What do you love most about this project?

I think the best thing for me is seeing not only the growth in literary voice of my mentees, but also their growth in confidence.

Mentoring can be educational to both the mentor and the mentee. Tell us about something that you learnt while mentoring for The WoMentoring Project.

Mentoring just refreshes everything you already know, but forces you not to let it lapse! So, in that sense, it reinforces good habits. Also, on a more personal level with you, Arpita, I am learning not only about Indian culture, but about the lack of opportunities to do creative writing courses that there are in India.

What is it that you look for in a good short story?

To be immediately transported into another world. Writing short stories requires many different things to novels- the obvious one being there is less time to absorb yourself into the setting and get to know the characters. For this reason, the writer has less time to ‘grab’ the reader, so it has to be immediately engaging and concise. For my own personal taste, I like to read about something that I’ve never considered before; or, to read a writing style that is truly distinctive.

Suggest three writers that an aspiring short-story writer must read.

I’d probably recommend they read something that is in the same vein as the genre/style they are writing in, and then, the exact opposite, something that they would never consider writing, just to compare and contrast different styles and consider all the options that are available.

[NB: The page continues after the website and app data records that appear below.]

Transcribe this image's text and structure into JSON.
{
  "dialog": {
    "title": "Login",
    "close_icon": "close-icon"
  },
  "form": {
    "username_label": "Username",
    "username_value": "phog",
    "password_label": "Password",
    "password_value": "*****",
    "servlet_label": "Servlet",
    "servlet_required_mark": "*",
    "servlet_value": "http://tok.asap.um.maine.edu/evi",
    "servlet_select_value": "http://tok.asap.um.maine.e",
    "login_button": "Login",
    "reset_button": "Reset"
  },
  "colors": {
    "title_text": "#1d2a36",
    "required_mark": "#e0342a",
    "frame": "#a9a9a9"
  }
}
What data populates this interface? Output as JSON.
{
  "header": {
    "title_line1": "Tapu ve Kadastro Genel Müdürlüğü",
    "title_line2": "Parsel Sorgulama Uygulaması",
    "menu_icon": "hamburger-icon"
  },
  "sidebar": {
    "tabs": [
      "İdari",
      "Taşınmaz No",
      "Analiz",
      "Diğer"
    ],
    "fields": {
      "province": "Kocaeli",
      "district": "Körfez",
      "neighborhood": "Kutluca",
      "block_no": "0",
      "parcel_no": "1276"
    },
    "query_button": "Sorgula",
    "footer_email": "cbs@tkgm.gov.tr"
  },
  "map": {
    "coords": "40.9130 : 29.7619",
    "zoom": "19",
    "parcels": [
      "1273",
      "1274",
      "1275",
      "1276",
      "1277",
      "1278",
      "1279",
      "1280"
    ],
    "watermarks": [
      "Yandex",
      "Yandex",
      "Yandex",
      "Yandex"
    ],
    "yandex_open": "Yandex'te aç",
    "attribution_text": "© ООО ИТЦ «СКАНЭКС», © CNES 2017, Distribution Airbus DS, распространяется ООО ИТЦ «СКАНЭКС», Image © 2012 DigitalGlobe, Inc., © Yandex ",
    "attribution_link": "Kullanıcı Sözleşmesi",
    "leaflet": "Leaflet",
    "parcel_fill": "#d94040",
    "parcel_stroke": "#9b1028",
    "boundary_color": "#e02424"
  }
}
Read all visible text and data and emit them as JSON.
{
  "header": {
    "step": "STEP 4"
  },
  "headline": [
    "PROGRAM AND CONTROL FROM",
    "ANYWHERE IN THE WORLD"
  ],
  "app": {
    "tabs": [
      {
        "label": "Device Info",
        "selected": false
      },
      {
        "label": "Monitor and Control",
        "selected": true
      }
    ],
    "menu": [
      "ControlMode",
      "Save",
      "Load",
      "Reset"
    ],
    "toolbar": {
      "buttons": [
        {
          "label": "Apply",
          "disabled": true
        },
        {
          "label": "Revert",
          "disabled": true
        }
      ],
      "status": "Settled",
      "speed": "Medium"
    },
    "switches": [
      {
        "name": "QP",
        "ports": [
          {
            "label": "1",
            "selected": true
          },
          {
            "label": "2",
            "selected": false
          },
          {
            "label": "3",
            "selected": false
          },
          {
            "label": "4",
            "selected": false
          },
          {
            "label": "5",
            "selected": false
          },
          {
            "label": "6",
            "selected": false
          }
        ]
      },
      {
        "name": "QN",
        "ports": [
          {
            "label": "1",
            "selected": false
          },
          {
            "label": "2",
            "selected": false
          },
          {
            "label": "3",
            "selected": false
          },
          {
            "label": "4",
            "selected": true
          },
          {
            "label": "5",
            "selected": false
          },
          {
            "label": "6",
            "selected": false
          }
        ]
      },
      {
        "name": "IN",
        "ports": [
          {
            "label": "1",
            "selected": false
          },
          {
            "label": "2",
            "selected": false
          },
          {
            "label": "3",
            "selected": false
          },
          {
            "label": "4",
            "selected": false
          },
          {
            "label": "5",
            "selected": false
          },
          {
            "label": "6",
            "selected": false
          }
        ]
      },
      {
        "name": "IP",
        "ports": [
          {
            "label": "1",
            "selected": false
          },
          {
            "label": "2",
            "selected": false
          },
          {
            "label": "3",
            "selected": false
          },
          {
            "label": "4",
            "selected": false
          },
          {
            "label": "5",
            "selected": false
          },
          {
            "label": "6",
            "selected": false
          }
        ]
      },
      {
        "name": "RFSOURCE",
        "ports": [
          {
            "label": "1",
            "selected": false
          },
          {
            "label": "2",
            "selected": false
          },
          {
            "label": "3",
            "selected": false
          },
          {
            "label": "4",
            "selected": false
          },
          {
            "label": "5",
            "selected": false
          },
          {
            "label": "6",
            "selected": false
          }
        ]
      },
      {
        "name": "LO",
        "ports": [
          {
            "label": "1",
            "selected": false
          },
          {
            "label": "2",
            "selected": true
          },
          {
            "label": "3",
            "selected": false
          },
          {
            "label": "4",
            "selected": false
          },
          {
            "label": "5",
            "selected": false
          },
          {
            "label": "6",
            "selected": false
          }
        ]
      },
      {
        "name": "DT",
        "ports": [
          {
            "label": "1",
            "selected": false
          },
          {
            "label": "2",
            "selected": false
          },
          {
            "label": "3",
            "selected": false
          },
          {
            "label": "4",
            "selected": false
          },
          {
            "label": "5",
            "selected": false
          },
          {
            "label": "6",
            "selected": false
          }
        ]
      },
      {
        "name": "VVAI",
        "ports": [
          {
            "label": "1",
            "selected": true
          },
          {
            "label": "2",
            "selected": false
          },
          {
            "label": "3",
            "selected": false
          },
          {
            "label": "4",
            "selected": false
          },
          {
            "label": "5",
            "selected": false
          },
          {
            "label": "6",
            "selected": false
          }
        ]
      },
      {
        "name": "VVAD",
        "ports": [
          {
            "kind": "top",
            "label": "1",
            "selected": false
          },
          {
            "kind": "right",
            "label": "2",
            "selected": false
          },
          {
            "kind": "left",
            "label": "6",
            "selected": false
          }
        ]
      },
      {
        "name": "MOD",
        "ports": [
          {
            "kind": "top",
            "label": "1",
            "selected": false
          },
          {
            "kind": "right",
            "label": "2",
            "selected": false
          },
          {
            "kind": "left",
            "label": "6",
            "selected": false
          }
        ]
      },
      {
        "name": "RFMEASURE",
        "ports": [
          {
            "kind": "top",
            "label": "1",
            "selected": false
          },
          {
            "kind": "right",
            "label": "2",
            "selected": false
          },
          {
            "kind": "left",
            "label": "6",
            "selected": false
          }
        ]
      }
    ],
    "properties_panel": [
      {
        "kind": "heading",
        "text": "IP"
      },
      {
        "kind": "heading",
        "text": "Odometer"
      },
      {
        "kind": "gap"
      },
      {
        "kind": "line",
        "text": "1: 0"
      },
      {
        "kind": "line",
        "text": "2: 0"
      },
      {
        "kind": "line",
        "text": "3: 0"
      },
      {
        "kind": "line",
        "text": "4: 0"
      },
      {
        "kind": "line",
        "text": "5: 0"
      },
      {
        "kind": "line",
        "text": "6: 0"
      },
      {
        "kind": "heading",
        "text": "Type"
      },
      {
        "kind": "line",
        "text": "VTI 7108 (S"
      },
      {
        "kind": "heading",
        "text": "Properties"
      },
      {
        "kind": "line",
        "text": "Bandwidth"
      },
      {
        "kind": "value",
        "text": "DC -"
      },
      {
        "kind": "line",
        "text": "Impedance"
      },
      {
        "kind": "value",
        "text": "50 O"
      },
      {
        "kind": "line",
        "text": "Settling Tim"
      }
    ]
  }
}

My own personal three favourite short story collections are The First Person and    Other Stories by Ali Smith; No One Belongs Here More Than You by Miranda July and The Rental Heart and Other Fairytales by Kirsty Logan.

Tell us about one creative writing exercise that has helped you the most as a writer.

The one that helps me the most is freewriting because it’s just raw and you don’t get a chance to self-edit. It’s basically writing down the first things that come into your head and letting your thoughts spiral, it often takes you somewhere you wouldn’t automatically go. It can even get a bit weird sometimes, in an out-of-body type of way, like it’s not really you who’s in charge of the pen/keyboard…or maybe that’s just me! Most of it will probably be unusable, but it’s very freeing and there might just be that one amazing line hidden in there somewhere.

If you were asked to give three tips to an aspiring author, as far as the structure and voice of writing is concerned, what would they be?

A tutor of mine would always say ‘find the uniqueness within your writing’. I think this is particularly applicable to the voice of a character, or a story. At first it could sound like obvious advice, but it requires you to be really honest and ask yourself if you are creating something that is unique rather than a pastiche of someone else you admire, or even something that you’ve written before.

I’m not a fan of formal structural advice, as I think it can halt creativity. I’d prefer a really messy, unstructured first draft that can be edited later, rather than trying to keep to a pre-destined structure that might stifle creativity. Having said that, structurally, I often find that new writers tend to get muddled with where exactly in a story they have said something. For example, certain knowledge might be assumed at the beginning of a story without them actually writing it on the page. In contrast, sometimes too much information is given at the wrong times and it can slow a story down. Try not to get too expositional and bogged down with details that aren’t needed. And remember that dialogue can often be a great way of picking up the pace of a piece if you feel things are getting a bit static.